On Monday, the anti-American Shiite cleric Muqtada al-Sadr met with Iyad Allawi, who is vying to become Iraq's next prime minister after his coalition narrowly won parliamentary elections in March.
It might seem like a minor development in the endless political jockeying over forming a stable government in Iraq. But, in fact, this meeting was a victory for Iran and another setback for the United States.
As the Iranian regime suppressed internal dissent over the tainted reelection of President Mahmoud Ahmadinejad, it also worked to maintain its influence over Iraq's Shiite factions. By surviving an internal challenge, the so-called Green Revolution, the Iranian regime has become stronger and more emboldened to engage in adventurism abroad.

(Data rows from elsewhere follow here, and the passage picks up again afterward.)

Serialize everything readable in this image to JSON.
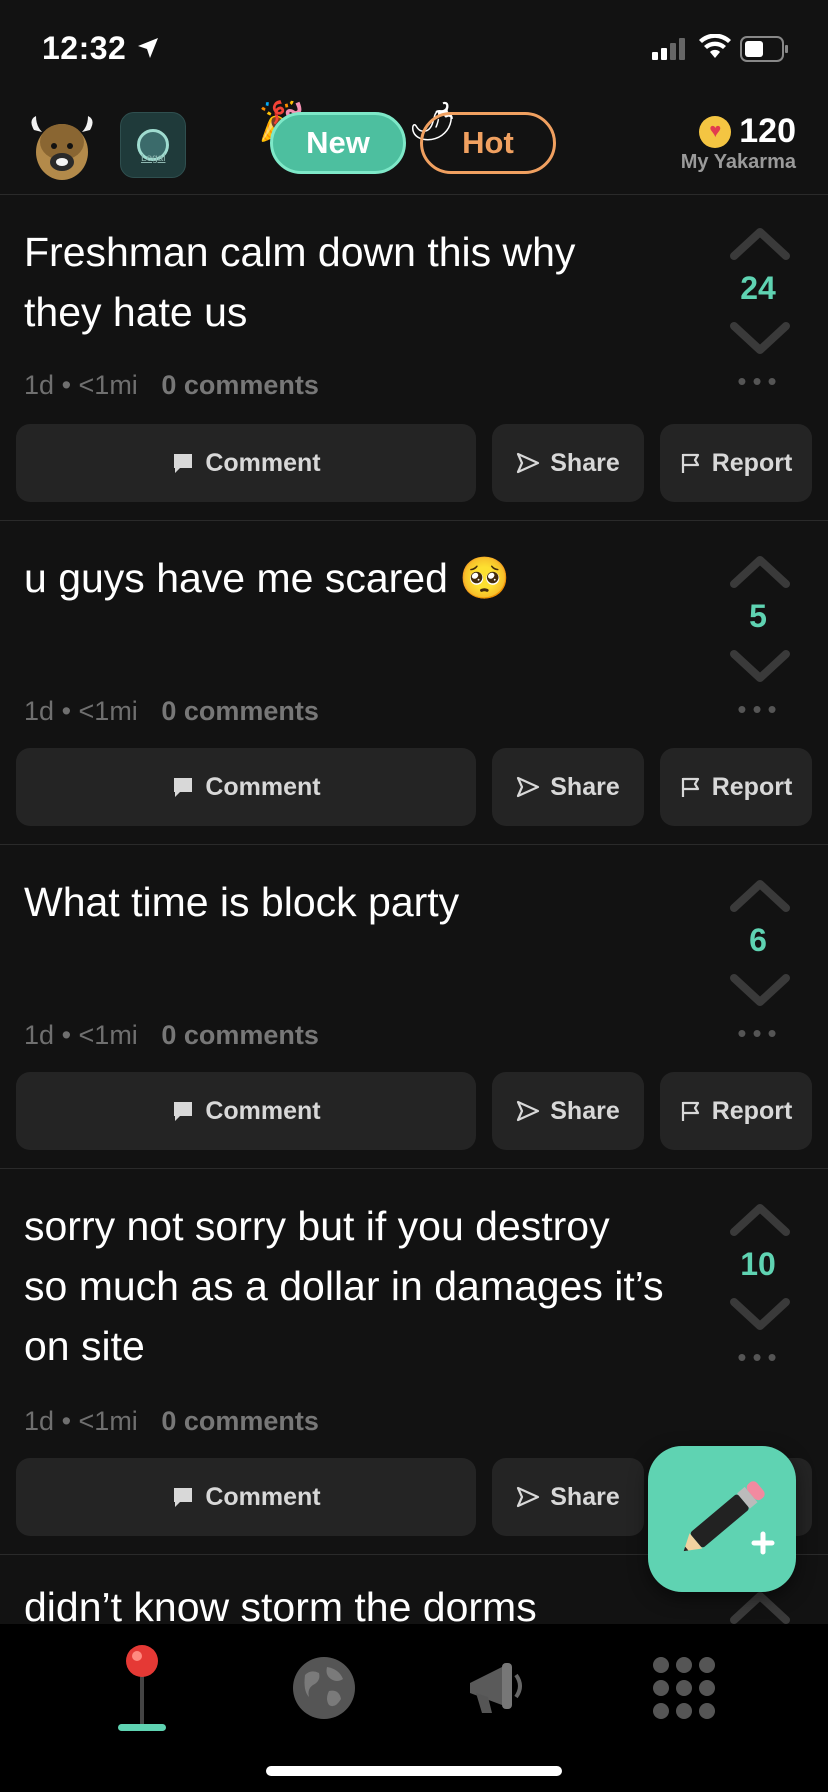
{
  "status_bar": {
    "time": "12:32"
  },
  "header": {
    "tabs": [
      {
        "label": "New",
        "active": true
      },
      {
        "label": "Hot",
        "active": false
      }
    ],
    "karma": {
      "value": "120",
      "label": "My Yakarma"
    },
    "school_badge_text": "Legal"
  },
  "posts": [
    {
      "text": "Freshman calm down this why they hate us",
      "votes": "24",
      "age": "1d",
      "distance": "<1mi",
      "comments": "0 comments"
    },
    {
      "text": "u guys have me scared 🥺",
      "votes": "5",
      "age": "1d",
      "distance": "<1mi",
      "comments": "0 comments"
    },
    {
      "text": "What time is block party",
      "votes": "6",
      "age": "1d",
      "distance": "<1mi",
      "comments": "0 comments"
    },
    {
      "text": "sorry not sorry but if you destroy so much as a dollar in damages it’s on site",
      "votes": "10",
      "age": "1d",
      "distance": "<1mi",
      "comments": "0 comments"
    }
  ],
  "peek_post": {
    "text": "didn’t know storm the dorms"
  },
  "actions": {
    "comment": "Comment",
    "share": "Share",
    "report": "Report"
  },
  "meta_separator": "•",
  "nav": [
    "local-pin",
    "globe",
    "megaphone",
    "grid-menu"
  ],
  "colors": {
    "accent": "#5fd3b2",
    "hot": "#f0a060",
    "background": "#121212"
  }
}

Sadr, who is most popular among young, impoverished Shiites, has helped Iran extend its influence over Iraq. He is positioning himself as the kingmaker who may well determine the political fates of Allawi and the current prime minister, Nouri al-Maliki, who is fighting to keep his job. Sadr's meeting with Allawi took place in Damascus and was arranged by Syrian President Bashar Assad, another ally of Iran.